Heinonen referred to his talks with Vaeedi as "good and productive," noting, "We have now in front of us an agreed working plan, how to implement it, and we have a timeline for the implementation." Heinonen said exact details about their agreements "will be revealed in ElBaradei's report to be published in September." Asked whether the dossier would be returned from the UN Security Council to the IAEA, Heinonen replied: "We will deliver our report to the Board of Governors [of the IAEA] and it is up to the Security Council to send back or keep the case."
The U.S. response came immediately, from Greg Schulte, the ambassador at the IAEA in Vienna. The U.S. criticized the deal as having "real limitations," and again accused Iran of manipulating IAEA inspectors. Schulte also complained that Iran had not complied with earlier agreements, and argued for tougher sanctions at the UN Security Council. While the ambassador's statement in itself cannot dictate what the IAEA does, Washington-based intelligence sources tell EIR that Cheney is pushing for a hard resolution against Iran at the UN over the nuclear program, despite opposition from China, which has a veto in the Security Council, and from the European Union, which has been involved with the IAEA/Iran negotiations.

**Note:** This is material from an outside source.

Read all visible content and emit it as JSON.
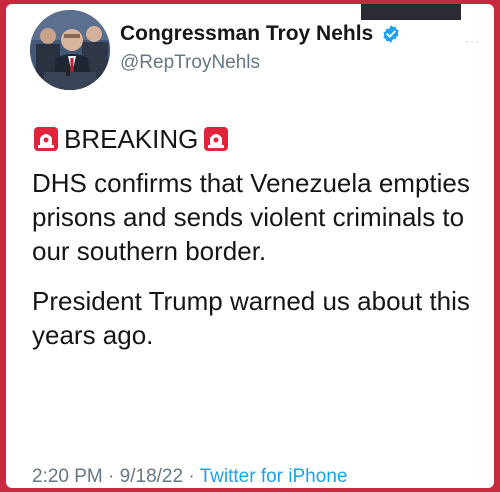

Also on Aug. 22, Iranian President Mahmoud Ahmadinejad, on a visit to Azerbaijan, reiterated his nation's commitment to continue its nuclear energy program, adding, "We think that all people should develop nuclear technologies for peaceful purposes within the IAEA."